Entries from a dataset of interfaces
****************
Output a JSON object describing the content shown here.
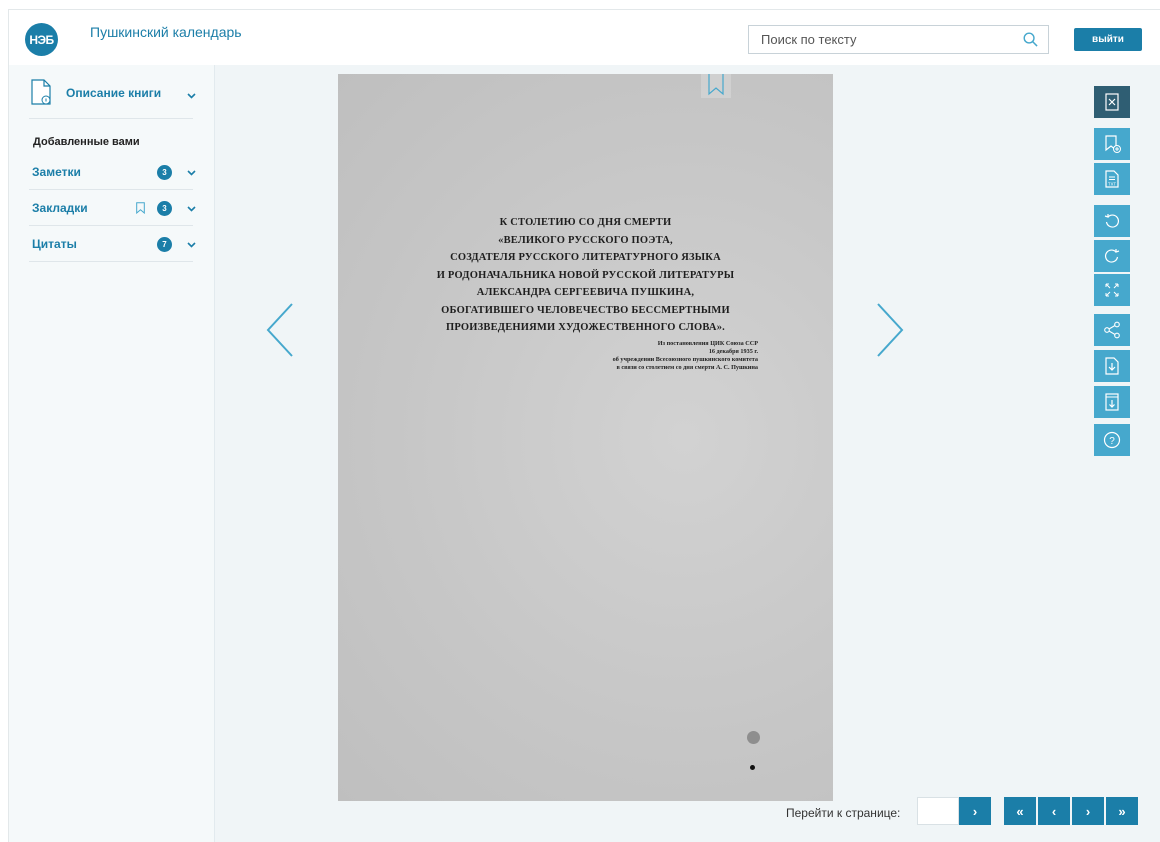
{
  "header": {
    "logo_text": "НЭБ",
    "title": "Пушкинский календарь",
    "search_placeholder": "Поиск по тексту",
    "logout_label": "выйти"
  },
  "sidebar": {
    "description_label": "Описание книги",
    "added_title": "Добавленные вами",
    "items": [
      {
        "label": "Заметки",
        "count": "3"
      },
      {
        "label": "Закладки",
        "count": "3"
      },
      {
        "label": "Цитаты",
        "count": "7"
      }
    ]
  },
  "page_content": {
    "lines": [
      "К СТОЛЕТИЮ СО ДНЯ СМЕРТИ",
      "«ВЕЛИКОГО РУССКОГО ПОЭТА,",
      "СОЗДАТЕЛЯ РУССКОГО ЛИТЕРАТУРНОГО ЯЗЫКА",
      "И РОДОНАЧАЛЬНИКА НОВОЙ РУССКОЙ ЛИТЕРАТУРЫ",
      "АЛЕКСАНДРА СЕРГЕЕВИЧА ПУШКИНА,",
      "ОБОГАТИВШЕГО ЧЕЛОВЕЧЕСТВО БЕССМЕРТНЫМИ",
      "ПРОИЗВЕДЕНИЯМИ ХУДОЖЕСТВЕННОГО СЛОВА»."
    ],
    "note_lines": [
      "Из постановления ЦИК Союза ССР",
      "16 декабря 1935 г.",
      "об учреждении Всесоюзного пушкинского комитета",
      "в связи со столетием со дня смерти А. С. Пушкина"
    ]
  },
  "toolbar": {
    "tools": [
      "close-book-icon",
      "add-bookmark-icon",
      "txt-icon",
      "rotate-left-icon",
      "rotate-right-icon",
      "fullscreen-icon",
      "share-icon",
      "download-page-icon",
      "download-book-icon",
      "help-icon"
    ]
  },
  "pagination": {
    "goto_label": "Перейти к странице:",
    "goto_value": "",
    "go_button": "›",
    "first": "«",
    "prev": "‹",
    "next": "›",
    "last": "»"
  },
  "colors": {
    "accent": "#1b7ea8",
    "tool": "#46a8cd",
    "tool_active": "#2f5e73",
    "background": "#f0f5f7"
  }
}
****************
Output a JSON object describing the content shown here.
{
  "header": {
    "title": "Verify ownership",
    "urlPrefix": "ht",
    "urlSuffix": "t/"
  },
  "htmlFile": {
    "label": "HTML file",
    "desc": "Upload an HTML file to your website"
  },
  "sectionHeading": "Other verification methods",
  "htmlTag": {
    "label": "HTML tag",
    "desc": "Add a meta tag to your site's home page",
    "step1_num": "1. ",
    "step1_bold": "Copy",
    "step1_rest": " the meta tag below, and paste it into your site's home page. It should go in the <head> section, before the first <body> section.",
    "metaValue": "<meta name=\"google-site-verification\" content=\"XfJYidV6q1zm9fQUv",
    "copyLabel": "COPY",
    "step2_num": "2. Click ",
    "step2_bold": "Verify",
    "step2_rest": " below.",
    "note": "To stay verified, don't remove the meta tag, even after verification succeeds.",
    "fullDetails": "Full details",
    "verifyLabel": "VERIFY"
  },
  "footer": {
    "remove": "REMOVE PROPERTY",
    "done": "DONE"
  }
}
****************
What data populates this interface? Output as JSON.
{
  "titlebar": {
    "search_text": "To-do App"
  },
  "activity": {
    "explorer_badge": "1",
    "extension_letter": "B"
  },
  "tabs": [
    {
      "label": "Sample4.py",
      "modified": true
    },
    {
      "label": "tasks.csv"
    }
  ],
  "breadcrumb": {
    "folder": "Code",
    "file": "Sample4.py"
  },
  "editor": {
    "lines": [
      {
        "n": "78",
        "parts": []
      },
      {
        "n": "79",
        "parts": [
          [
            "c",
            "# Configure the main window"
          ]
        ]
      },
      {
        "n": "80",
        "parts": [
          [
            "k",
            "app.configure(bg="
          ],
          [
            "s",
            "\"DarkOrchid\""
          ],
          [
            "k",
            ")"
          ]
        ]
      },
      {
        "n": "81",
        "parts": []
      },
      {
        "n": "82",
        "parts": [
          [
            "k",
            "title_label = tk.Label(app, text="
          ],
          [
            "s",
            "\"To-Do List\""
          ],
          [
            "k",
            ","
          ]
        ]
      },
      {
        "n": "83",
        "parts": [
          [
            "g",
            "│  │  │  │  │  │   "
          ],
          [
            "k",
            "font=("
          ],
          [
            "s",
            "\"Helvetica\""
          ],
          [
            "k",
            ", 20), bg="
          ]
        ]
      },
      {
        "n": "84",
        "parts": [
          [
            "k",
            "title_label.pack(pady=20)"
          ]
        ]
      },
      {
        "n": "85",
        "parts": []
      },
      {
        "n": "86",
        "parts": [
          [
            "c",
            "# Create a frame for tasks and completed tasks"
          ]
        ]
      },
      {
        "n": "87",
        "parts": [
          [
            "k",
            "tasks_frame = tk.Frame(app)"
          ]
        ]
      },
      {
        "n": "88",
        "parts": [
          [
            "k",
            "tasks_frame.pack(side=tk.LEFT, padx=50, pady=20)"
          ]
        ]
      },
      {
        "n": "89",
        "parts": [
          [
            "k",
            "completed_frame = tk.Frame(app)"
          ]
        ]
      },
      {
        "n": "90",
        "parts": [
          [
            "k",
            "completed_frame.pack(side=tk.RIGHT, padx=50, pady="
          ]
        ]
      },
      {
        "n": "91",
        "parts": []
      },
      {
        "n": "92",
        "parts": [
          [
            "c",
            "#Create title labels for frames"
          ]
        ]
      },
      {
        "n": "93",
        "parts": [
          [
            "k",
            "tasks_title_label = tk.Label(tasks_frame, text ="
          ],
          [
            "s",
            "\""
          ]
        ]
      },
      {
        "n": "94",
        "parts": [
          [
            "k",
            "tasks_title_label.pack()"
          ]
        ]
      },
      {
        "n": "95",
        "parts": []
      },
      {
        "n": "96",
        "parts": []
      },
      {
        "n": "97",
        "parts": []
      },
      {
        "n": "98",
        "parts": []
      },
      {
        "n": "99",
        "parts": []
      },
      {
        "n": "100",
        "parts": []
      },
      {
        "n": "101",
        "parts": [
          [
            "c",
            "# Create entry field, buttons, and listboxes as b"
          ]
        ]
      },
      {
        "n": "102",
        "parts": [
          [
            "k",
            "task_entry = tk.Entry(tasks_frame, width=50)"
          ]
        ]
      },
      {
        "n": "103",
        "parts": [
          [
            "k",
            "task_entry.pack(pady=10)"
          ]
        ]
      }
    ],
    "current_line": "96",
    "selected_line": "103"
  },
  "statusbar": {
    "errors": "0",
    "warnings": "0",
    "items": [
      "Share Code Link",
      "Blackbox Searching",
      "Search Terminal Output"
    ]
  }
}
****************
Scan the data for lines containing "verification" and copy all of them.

  "sectionHeading": "Other verification methods",
    "metaValue": "<meta name=\"google-site-verification\" content=\"XfJYidV6q1zm9fQUv",
    "note": "To stay verified, don't remove the meta tag, even after verification succeeds.",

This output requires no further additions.